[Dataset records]
═══
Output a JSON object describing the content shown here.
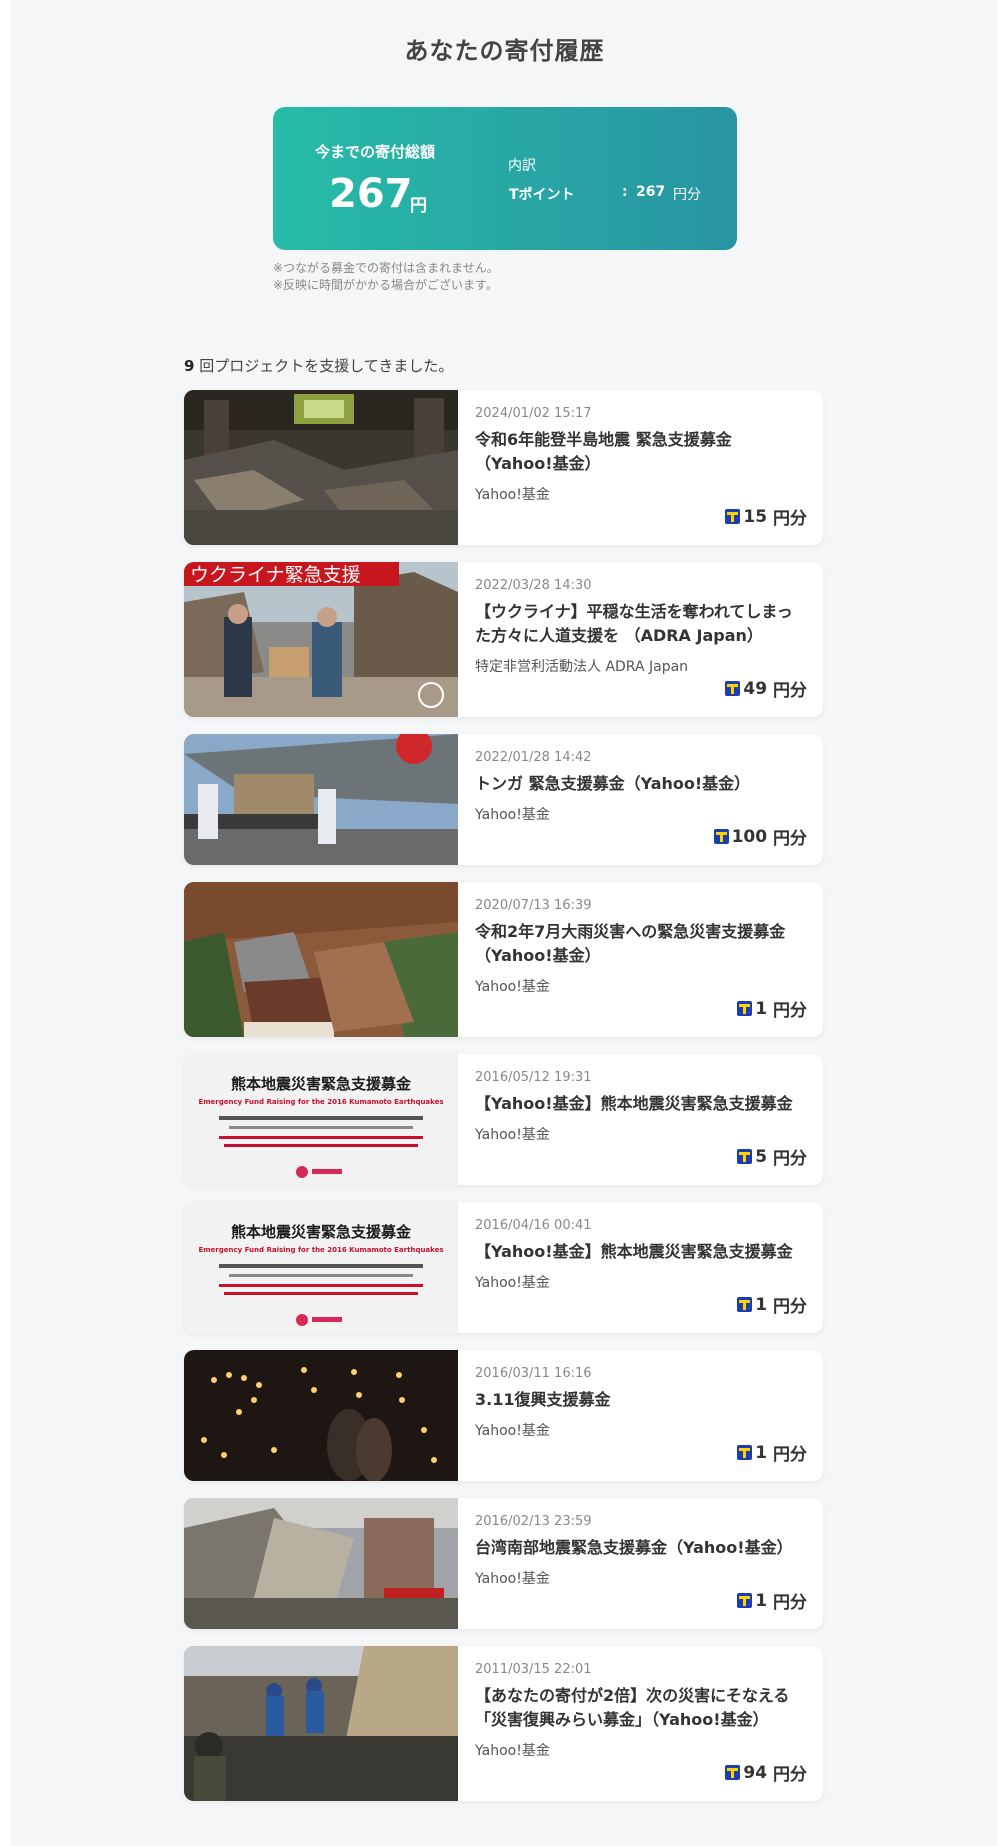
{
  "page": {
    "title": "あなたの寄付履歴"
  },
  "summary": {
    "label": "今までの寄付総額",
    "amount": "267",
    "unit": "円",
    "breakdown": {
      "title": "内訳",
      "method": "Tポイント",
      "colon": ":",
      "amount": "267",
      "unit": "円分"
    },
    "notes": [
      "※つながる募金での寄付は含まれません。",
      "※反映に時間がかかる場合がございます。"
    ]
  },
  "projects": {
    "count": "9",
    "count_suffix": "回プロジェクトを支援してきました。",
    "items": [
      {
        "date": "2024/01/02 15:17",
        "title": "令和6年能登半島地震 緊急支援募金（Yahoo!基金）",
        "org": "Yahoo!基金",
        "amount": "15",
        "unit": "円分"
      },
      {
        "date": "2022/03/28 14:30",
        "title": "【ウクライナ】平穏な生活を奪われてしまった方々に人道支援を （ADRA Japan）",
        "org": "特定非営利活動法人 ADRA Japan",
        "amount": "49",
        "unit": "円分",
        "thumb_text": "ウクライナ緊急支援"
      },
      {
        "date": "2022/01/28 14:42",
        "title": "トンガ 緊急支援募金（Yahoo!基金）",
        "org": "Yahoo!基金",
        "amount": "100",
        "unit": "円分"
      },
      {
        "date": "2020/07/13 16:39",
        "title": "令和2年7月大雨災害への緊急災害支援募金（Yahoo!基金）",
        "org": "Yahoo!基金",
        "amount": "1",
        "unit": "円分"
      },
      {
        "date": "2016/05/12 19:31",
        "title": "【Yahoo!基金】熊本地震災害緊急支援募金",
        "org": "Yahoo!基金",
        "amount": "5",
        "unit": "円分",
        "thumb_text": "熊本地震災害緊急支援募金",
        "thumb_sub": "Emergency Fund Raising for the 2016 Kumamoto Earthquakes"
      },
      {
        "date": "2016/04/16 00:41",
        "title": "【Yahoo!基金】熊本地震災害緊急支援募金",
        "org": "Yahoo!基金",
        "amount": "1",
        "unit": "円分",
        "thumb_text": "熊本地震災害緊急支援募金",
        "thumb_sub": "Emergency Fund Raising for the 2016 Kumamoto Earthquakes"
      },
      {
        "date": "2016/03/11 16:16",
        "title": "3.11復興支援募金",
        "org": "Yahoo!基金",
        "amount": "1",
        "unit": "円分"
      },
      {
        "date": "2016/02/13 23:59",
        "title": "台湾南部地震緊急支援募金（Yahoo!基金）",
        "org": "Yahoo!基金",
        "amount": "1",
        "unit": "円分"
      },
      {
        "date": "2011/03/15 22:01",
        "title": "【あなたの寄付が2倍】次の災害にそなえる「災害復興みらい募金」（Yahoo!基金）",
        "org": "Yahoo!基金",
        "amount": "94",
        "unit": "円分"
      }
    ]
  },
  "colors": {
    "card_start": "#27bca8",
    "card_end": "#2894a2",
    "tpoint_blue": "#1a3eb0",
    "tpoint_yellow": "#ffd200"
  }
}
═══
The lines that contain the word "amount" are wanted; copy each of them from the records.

YOUR RESPONSE:
    "amount": "267",
      "amount": "267",
        "amount": "15",
        "amount": "49",
        "amount": "100",
        "amount": "1",
        "amount": "5",
        "amount": "1",
        "amount": "1",
        "amount": "1",
        "amount": "94",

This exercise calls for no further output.